Livestream 18: Friday Afternoon Rain

I am back at my desk for the first time in quite a while to talk about new developments with the blog and podcast, conservative sacred cows, the 2020 election, supply chains, and what might happen with Taiwan.

Watch or listen here, or listen via your favorite podcast app.









Episode 4x: Learning From History

At long last, here is the fourth of five eventual re-recordings I plan to do. Episode 4 was the worst of the early episodes, as I used my low-quality laptop microphone to record, and I did not prepare a script but instead spoke off the cuff based on a sparse outline. For this recording I transcribed the episode and then rewrote it to be more concise and coherent, with tremendously superior audio quality.

A study of history can give us an idea of how things will play out over the next few decades, but modern society completely fails to teach history to young people. This has led to an ignorant population that believes whatever they are told, and is unprepared for what is to come.

Listen here, or listen, subscribe, and review on iTunes, Spotify, Google, or iHeart.








Intro music is “Rise of a Hero” by Audiocalm, licensed through Melody Loops.

Dispatch from 2050: A Day in the Life

Monday was a day like any other. I felt my alarm go off inside my head, courtesy of my jawbone implant. It has been there since I was a child and I often forget it even exists. The sounds and voices that I hear seem to come from inside my own head.

The sound I hear this morning is that of birds singing, and I slowly wake from my dream. It was a good dream; I was I was with my friends enjoying a cold and satisfying McFlurry® with OREO® cookies. (I never paid to have ads removed from my implant, but I don’t mind the sponsored dreams. They’re actually rather pleasant.)

I prepare for the day while the voice inside my head runs down my schedule. It counts down a timer during my shower, reminding me of how many carbon credits it will cost me if I take longer than the prescribed two minutes. By the time I was dry and dressed, my breakfast was ready. I quickly ate my insect soy patties as the voice in my head reminded me of how nutritious it was and how every ingredient had been ethically sourced. I tried to pretend it tasted good.

My podmates all finish their morning meals at about the same time. Everyone is staring straight ahead, catching up on the news and social media through text and images broadcast straight onto our eyes. Sure, we are aware of each other, but there is nothing requiring any interaction between us. As soon as we finish our meals we put our masks back on as we have been trained since birth to do.

I put on my coat and secondary mask and headed out the door, just in time for my regularly scheduled Uber. I glance out the window as the self-driving vehicle takes us down packed city streets. In the back of my mind I have an inkling that the real streets are dirty, dingy, and strewn with trash, but the imagery on the inside of the windows looks so real that I almost forget. I watch peaceful scenes that make me think of idyllic times, such as the 1990s, times I never knew but assume must really have existed.
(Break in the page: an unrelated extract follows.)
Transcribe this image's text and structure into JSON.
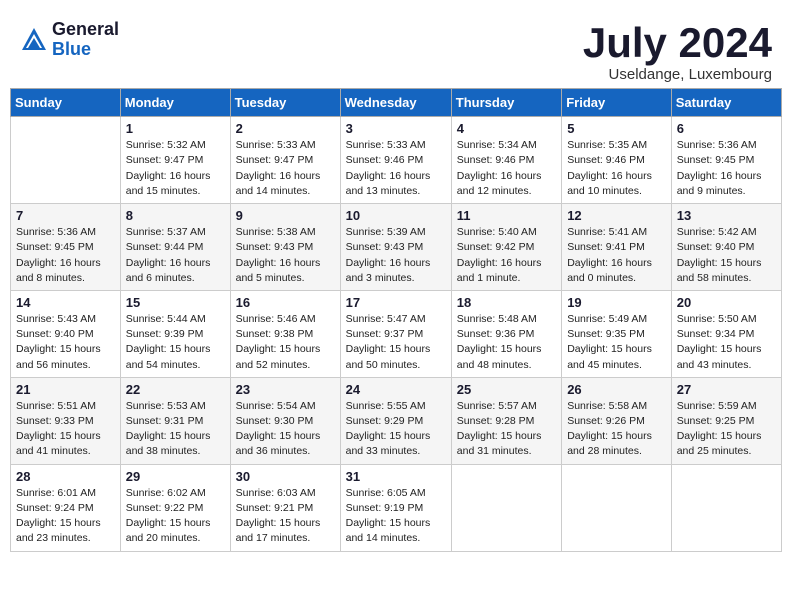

We stop, and exit the vehicle in an orderly manner. I look up to see where we are: the clinic. Yes, it is Monday, which means our weekly vaccination appointment. We shuffle forward into the line, as screens all around remind us of how vaccination is our civic and moral duty. I look into the camera at the checkpoint to verify my identity, hold out my arm for the masked and visored nurse, feel a pinch as I get the jab, then walk out the exit. Another driverless Uber waits to take me to my job, where I’ll be posting on social media on behalf of my employer all day.

Sometimes I wonder if this is how humanity was meant to live. This really is a utopia, no crime, no poverty, no hunger. Everyone is happy – the self-scored wellness surveys always show 99.9% satisfaction. Yet something my grandfather said before he died has stuck with me all this time. Years ago, in an unguarded moment, he complained that the system had turned humans into animals, or enpeecees, as he said. He told me that when he was my age, people could go wherever they wanted, and had the freedom to think. But what about crime and poverty, I asked him? He said those were just facts of life, part of the human condition. I felt angry with him at the time, and dismissed his rant as just one of those things believed by older ignorant people. OK Millennial, I said under my breath. But I couldn’t shake the feeling that maybe he knew something I didn’t, that there was something we had forgotten.

A buzzing noise in my ears brings me back to reality. I blink my eyes and return to the present, and focus on my work. Feelings like that always pass. Nobody else seems to have such thoughts, so I know I am probably wrong. The old human was greedy, wrathful, violent, and unhappy. The modern world is truly a utopia, and I am lucky to be alive to live in it.